## [Task goal]
Report every line in the listing that contains the string "data".

## [Information]

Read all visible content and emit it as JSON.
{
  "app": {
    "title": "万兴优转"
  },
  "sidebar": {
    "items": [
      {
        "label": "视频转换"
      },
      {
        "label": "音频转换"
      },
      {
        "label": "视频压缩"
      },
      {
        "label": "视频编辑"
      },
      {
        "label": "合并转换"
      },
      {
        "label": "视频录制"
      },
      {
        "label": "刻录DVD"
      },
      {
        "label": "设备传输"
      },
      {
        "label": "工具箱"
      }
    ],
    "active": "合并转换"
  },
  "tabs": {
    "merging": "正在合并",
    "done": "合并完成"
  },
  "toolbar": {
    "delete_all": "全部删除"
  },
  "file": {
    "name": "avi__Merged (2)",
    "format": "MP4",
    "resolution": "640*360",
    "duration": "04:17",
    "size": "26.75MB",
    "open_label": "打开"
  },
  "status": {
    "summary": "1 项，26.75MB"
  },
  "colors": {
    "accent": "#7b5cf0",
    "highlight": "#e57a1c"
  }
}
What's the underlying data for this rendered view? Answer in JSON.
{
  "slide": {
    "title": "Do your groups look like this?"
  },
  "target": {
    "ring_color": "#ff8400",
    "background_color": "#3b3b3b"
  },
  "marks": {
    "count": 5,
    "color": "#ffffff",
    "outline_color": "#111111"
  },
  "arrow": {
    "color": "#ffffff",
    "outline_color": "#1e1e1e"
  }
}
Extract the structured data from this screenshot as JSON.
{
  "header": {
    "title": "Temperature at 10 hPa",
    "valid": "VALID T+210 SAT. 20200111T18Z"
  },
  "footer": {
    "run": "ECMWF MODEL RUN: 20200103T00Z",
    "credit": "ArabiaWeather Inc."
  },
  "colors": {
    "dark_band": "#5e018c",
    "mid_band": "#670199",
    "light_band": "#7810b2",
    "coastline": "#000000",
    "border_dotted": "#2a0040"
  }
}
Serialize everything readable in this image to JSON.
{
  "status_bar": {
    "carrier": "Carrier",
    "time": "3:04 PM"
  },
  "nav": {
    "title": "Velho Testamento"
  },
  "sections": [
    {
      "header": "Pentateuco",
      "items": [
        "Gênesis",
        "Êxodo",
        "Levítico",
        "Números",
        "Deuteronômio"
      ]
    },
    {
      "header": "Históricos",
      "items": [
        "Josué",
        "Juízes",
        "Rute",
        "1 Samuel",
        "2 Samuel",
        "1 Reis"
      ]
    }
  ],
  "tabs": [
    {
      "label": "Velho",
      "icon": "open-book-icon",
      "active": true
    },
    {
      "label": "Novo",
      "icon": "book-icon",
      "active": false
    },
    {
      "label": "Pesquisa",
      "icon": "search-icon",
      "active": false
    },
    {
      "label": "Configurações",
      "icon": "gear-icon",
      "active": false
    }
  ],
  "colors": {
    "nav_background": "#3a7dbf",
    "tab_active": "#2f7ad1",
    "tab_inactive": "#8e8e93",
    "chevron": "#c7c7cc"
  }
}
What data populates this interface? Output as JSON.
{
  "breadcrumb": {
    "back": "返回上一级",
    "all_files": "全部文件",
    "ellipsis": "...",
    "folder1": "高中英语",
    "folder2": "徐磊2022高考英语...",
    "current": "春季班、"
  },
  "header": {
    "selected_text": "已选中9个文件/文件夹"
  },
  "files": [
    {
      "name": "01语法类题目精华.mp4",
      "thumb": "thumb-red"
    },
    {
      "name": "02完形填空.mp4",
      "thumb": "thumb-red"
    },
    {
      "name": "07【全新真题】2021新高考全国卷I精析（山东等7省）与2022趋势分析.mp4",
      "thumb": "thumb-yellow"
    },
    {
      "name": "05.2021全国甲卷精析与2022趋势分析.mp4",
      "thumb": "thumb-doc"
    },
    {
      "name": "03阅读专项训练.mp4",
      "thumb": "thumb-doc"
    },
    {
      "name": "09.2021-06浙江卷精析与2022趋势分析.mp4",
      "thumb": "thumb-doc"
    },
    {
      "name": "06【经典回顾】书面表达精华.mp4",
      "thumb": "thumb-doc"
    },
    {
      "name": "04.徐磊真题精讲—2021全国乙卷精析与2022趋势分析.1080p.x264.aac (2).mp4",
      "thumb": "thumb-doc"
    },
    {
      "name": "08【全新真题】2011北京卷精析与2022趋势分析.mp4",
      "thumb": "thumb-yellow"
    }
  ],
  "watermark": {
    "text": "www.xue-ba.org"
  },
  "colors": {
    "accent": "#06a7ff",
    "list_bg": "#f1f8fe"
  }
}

## [Exercise answer]
What's the underlying data for this rendered view? Answer in JSON.
Extract the structured data from this screenshot as JSON.
What data populates this interface? Output as JSON.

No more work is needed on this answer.